29. Get Everything Super Organized
Your files. Your computer folders. The top of your desk. Your inbox. Take the time now to get organized so that finding the things you need is never the hurdle to getting started on a task. And hey, it can all be done in just 30 minutes!
30. Don’t Let Your Colleagues Interrupt You
Your co-workers probably mean well, but their constant stream of IM updates, quick questions for you about the latest project, or chit-chat about their weekends can seriously mess up your flow of focus, making it way harder to get difficult tasks done. Set up systems that alert your office mates when you’re in the zone—whether it’s a do not disturb message on your chat or huge headphones that signify that you’re not to be bothered—and communicate them clearly.
31. Take a Nap
See if you can sneak in a power nap during your afternoon slump. Even 20-30 minutes of shut-eye can give you more of an energy boost than coffee could, improve your mood, enhance your analytical and learning abilities, and banish stress—making the rest of the day much easier and more pleasant. So shut your door, sneak off to your car, or do whatever it takes to get in a quick bit of sleep.
Photo of desk courtesy of Shutterstock.

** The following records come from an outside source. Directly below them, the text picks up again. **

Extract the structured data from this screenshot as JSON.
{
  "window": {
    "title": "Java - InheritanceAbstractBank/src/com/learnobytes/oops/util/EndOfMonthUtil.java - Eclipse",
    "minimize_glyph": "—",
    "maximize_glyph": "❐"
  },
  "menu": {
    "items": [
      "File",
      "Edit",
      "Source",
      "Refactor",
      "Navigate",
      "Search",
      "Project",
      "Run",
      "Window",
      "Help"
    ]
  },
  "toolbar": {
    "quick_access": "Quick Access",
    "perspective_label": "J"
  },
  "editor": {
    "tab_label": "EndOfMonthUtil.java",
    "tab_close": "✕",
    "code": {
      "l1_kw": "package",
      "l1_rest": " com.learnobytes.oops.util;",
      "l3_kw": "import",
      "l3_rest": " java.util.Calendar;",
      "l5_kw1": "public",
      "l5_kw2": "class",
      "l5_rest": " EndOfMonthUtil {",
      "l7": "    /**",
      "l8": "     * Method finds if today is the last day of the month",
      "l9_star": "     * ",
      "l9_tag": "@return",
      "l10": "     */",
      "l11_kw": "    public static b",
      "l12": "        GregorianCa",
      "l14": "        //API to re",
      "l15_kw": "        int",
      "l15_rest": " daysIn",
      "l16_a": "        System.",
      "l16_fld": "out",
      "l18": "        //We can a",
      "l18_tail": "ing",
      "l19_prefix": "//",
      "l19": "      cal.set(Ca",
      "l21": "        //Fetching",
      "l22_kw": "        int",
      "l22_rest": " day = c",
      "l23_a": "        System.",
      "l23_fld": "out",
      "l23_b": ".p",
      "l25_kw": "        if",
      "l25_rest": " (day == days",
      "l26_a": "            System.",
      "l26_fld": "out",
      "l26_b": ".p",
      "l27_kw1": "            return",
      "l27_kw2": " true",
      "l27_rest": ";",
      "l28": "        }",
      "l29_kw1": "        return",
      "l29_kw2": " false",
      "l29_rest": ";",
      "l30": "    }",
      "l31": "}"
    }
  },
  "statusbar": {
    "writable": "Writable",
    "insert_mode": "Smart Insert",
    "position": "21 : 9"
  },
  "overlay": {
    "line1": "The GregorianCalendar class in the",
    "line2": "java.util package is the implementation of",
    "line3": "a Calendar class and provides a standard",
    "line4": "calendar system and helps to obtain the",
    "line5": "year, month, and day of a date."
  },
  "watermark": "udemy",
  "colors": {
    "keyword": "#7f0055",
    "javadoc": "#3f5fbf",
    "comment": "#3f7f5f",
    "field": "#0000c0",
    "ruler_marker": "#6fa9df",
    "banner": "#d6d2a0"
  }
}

Erin believes in the power of content to spread ideas, build communities, and engage and delight people—which is why she spends her days helping employers and brands do just that. During her time at The Muse, Erin has also worn the hats of personal website expert, video producer, Shutterstock wrangler, master lunch-packer, and company librarian. Erin is always looking for new places to explore on the weekends, and she almost never says no to tea and a croissant. Invite Erin to tea at eringreenawald.com or on Twitter @erinaceously.More from this Author